If someone is failing you in some way, you should not expect them to acknowledge it – they may have no idea. If that person isn’t meeting your expectations, it’s your responsibility to help him or her understand. Overcome your fear of confrontation. Face the person directly and as humbly as possible. Don’t give him or her nasty looks from afar. Don’t talk behind backs. Don’t gossip. I’ve said it before and I’ll say it again: that passive aggressive crap will get you nowhere. If he or she isn’t taking a hint from all of your side-talking or back-talking, it’s your fault for not communicating pointedly. Pull him aside, sit him down and tell him what’s up. You will be surprised how lightly he will take it – if of course you approach him with a genuine respect and understanding. He will give you excuses and you may believe them, but at least he should understand now what you expect. If he doesn’t listen, if you continue to confront him, and if he continues to fail, then the failure will no longer for yours as a manager.
Contemporary academia leaves little to no room for error. With grades and tuition on the line, failure is not acceptable. We were all raised to think this way, perhaps the single greatest fault of contemporary education. Individuals deeply ingrained in the academic world have even less tolerance for failure. You cannot genuinely innovate when you need to ask permission for everything or need to meet a rubric. We need to have freedom – permission to make mistakes – before we can truly change the world.
Seth Godin calls this ‘guts’ – a trait far more admirable than perfectionism or a no-tolerance policy. We can all respect high batting averages; we cannot always respect the methods behind high batting averages. At the end of the day, we pay more attention to home runs than high batting averages anyway. To hit home runs? Swing with everything you’ve got – even at the risk of missing the ball. You may lose the game if you miss, but you cannot win unless you swing.
How many places can you sing aloud without fear or hesitation? The shower? Home alone? The car maybe? Where are you allowed to speak your mind, scream or share ideas? How many places can you truly be yourself?
Venues where you can let loose and be honest are rare and extremely important. Most environments are filled with people around whom you naturally curtail your speech and behavior to go with the flow. If nothing else, we keep quiet in consideration of others.
It is healthy – necessary, even – to control the podium on a regular basis. As much as we consume, we must create. And we must create honestly – from the heart and without censorship. To do that, nothing or no one can stand in our way. Some artists and public figures build the confidence to live honestly with little friction from the world around them. Most of us have no forum to build that confidence on our own. Nevertheless, we need that release. Audience or no audience, we must be honest with ourselves.
More than just a meditation space, we each need a cone of solitude where no one can stifle us, our voice or our ideas. Where we can express ourselves without constraint. I do my best thinking in the shower and best speaking in the car (in fact, I dictated most of my recent posts to my smartphone while driving to work).

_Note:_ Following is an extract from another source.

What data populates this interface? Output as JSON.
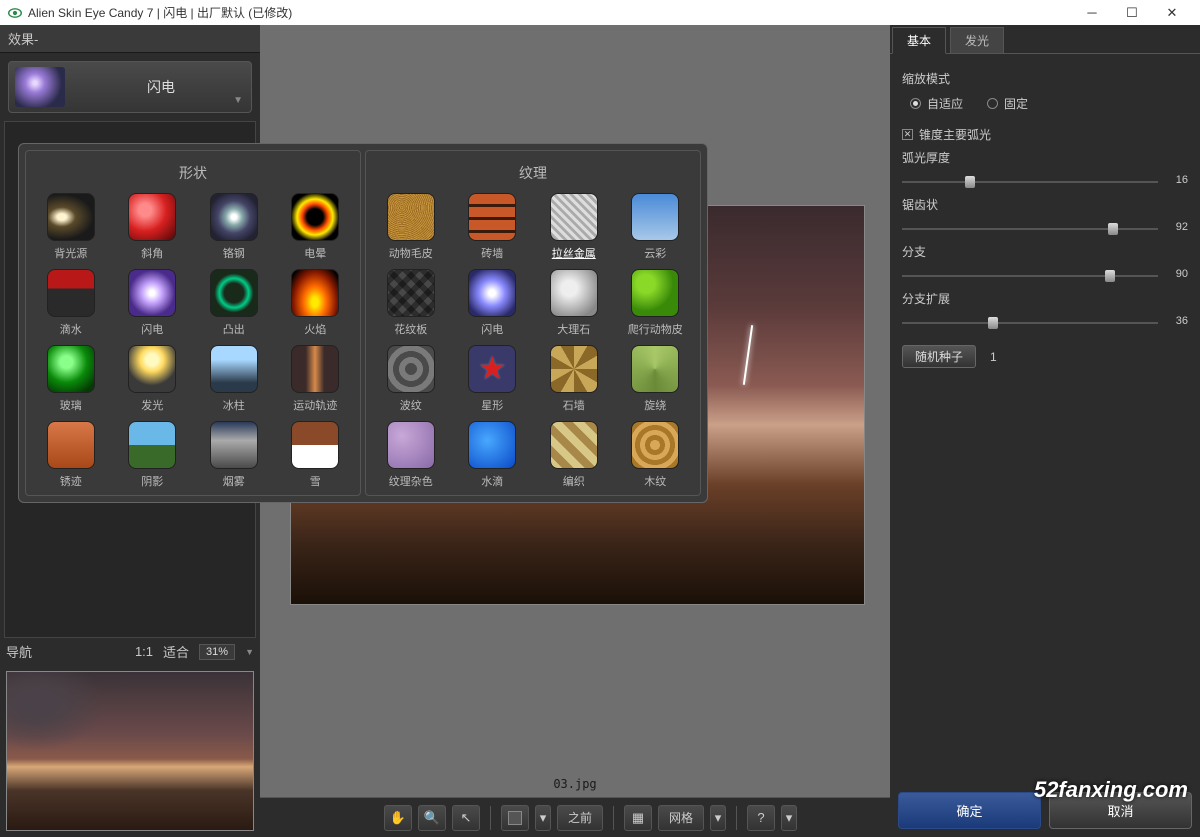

Where can you be yourself? Where do you dream the loudest? How can you optimize that space to capture your voice – and sing louder?
For most people, you cannot script honesty. Actors get paid the big bucks to bring someone else’s words to life. Most people can’t do that. Most people stale up when forced to read a script. If you mean to be honest with your audience, words must come from the heart and without censorship. If you cannot deliver a genuine message from a page, throw the page away. Skip the expensive production value if you need to. Keep it simple: one shot, one take. Nothing between you and absolute truth.
If you dream of entertaining, embrace the small venue. Find a small stage through which you can practice and refine your voice. The Internet counts.
Unlike Netflix’s Reed Hastings, Steve Jobs never hid behind the veil of a press release or blog post. He stood on stage, fielded questions without fear, and put on a live show. I am convinced Apple succeeded on the foundations of its audience’s oohs and aahs at these keynote events. I am convinced Apple advanced forward because Steve Jobs knew how to put on a show. The collective power of audience intrigue spreads like a virus, and that intrigue can only be fostered in person and en masse.
If you want to build a brand, learn to overcome stage fright and put on a great show. This goes for anyone trying to make an impression on the market or on the world. You must show your face to the crowd.
Side note: one of the best live performances I’ve ever seen in person happens every Sunday night in Santa Monica. If you haven’t already, all Angelinos you must check out The Toledo Show – a “Cabaret Funk” band that performs every Sunday night 9pm at the classic Harvelle’s. $10 cover, two-part set until around 1am, totally worth every minute. The new definition of “cool.” Thank you, Adam Speas, for introducing it to me.